### WORK INSTRUCTION
Report how many lines in the records hold the string "JSON"; give the number and nothing else.

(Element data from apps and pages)
....
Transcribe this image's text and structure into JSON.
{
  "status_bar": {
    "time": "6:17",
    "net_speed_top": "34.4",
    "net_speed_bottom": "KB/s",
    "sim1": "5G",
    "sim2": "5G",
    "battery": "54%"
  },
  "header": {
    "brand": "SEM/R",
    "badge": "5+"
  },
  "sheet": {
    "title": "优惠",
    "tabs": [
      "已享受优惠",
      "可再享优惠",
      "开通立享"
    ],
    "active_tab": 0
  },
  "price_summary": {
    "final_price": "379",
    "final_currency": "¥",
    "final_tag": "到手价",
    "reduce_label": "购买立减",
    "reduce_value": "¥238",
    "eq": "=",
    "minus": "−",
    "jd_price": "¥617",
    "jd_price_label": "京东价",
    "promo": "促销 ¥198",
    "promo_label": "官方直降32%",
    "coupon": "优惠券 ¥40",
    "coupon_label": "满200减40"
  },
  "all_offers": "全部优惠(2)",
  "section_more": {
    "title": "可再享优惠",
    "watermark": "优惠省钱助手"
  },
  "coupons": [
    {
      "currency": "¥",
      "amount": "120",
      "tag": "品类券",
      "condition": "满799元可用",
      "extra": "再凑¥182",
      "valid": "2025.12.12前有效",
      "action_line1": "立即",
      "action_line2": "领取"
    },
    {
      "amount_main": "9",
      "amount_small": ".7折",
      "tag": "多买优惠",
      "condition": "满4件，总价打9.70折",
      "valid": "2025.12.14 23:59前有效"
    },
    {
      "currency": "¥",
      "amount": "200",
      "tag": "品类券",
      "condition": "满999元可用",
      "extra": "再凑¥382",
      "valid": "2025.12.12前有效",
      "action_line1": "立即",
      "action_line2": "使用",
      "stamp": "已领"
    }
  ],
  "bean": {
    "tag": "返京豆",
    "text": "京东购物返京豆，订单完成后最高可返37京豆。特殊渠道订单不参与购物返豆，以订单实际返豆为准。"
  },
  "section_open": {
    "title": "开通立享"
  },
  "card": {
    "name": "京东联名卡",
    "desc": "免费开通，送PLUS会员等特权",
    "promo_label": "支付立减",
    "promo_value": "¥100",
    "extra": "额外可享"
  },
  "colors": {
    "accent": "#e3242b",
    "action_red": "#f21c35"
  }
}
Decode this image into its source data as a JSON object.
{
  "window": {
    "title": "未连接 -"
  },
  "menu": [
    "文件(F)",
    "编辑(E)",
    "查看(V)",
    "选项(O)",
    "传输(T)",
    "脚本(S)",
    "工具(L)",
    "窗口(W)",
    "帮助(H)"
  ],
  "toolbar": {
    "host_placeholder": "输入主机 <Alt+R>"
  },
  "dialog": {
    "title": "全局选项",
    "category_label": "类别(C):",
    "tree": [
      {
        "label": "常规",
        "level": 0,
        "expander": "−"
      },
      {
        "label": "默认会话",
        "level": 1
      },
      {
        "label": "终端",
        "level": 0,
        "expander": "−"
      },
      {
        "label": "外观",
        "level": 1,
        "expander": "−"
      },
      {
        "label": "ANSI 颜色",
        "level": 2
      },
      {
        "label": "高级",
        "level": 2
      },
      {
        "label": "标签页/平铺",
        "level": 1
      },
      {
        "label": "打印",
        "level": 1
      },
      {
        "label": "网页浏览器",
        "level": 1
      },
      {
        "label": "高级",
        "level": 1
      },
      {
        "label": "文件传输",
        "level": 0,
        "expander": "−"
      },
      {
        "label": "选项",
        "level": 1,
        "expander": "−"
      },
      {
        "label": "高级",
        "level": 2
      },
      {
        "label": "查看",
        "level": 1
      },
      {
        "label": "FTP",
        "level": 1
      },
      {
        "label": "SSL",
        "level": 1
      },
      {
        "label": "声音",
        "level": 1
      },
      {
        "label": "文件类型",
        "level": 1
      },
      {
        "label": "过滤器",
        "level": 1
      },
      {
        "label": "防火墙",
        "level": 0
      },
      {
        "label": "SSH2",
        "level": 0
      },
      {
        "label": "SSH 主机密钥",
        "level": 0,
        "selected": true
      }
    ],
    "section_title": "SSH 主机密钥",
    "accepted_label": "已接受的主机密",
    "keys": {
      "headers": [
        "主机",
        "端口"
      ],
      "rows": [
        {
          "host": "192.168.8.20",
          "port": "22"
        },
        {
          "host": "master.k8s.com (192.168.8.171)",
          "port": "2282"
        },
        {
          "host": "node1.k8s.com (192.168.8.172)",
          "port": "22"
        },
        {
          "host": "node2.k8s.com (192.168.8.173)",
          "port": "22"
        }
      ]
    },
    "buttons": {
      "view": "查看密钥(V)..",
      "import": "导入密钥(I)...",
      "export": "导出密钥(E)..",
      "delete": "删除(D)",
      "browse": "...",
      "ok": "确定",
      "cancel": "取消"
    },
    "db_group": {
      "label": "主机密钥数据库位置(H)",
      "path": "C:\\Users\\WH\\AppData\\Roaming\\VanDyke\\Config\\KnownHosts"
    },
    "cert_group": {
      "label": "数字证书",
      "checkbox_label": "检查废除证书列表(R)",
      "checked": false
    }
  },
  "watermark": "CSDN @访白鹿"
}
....
### EXPECTED ANSWER
2